Content starts

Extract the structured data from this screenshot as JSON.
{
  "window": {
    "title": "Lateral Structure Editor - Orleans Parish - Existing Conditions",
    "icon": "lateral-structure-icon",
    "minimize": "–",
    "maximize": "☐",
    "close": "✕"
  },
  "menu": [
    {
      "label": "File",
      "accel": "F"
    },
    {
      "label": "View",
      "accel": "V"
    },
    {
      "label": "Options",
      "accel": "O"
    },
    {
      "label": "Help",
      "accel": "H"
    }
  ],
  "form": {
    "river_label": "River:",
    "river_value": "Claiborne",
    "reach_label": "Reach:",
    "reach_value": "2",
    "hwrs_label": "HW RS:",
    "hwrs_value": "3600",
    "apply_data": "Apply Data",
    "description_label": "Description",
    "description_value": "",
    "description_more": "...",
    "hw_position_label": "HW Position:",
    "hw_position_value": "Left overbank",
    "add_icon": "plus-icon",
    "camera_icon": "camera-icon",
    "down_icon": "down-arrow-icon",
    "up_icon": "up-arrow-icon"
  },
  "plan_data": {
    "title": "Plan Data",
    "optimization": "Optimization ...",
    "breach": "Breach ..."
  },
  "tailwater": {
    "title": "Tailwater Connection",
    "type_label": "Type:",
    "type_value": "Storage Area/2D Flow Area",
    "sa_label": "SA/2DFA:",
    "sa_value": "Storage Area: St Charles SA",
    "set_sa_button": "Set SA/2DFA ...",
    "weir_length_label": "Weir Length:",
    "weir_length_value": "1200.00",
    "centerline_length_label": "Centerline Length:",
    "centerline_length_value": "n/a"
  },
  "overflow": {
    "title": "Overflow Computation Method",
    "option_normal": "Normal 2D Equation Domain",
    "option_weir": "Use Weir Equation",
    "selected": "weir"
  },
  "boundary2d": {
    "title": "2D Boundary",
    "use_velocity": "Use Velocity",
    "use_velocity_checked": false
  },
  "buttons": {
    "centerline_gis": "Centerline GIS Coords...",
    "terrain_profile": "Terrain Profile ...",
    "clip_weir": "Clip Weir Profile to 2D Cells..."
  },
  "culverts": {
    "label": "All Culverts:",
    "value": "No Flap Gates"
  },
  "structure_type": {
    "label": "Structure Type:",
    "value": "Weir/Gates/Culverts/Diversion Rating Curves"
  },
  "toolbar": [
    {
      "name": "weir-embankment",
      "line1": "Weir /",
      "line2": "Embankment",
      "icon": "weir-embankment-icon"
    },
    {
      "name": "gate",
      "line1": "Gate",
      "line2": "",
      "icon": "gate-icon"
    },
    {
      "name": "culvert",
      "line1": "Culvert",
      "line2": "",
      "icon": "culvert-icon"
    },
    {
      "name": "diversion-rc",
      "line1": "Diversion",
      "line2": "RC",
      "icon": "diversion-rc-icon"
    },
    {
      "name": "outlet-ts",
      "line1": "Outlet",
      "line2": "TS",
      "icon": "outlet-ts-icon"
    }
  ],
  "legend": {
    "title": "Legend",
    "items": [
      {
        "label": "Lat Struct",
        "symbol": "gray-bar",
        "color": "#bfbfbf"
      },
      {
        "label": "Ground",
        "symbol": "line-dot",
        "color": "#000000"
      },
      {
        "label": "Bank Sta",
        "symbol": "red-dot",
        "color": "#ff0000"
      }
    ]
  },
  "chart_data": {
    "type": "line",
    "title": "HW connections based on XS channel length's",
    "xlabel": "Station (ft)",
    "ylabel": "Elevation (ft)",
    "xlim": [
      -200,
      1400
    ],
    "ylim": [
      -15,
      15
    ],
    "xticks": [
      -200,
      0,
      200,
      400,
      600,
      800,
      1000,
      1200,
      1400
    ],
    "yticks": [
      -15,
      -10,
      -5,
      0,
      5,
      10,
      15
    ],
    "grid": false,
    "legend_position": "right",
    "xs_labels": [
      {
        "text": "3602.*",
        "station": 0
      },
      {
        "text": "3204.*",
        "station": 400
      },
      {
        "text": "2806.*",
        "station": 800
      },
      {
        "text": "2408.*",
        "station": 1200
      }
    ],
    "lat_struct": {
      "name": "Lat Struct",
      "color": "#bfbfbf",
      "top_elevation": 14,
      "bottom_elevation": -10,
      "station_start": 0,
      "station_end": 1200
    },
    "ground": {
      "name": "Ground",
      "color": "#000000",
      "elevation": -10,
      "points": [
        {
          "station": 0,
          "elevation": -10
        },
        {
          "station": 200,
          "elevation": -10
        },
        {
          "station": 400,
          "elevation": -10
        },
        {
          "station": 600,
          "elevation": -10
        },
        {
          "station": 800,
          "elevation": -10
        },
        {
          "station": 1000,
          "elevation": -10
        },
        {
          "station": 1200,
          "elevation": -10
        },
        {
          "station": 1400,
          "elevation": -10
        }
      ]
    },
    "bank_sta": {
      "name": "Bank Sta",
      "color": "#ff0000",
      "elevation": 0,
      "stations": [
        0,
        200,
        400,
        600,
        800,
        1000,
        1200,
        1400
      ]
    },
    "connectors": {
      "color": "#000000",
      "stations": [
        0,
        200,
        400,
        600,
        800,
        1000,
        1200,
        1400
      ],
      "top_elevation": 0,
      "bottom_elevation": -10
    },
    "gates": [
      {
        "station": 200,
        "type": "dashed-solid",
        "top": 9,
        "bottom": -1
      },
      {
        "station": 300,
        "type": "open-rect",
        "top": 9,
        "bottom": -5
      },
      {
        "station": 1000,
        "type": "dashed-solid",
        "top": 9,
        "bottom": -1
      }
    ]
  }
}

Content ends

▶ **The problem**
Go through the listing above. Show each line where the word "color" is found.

▶ **Answer box**
        "color": "#bfbfbf"
        "color": "#000000"
        "color": "#ff0000"
      "color": "#bfbfbf",
      "color": "#000000",
      "color": "#ff0000",
      "color": "#000000",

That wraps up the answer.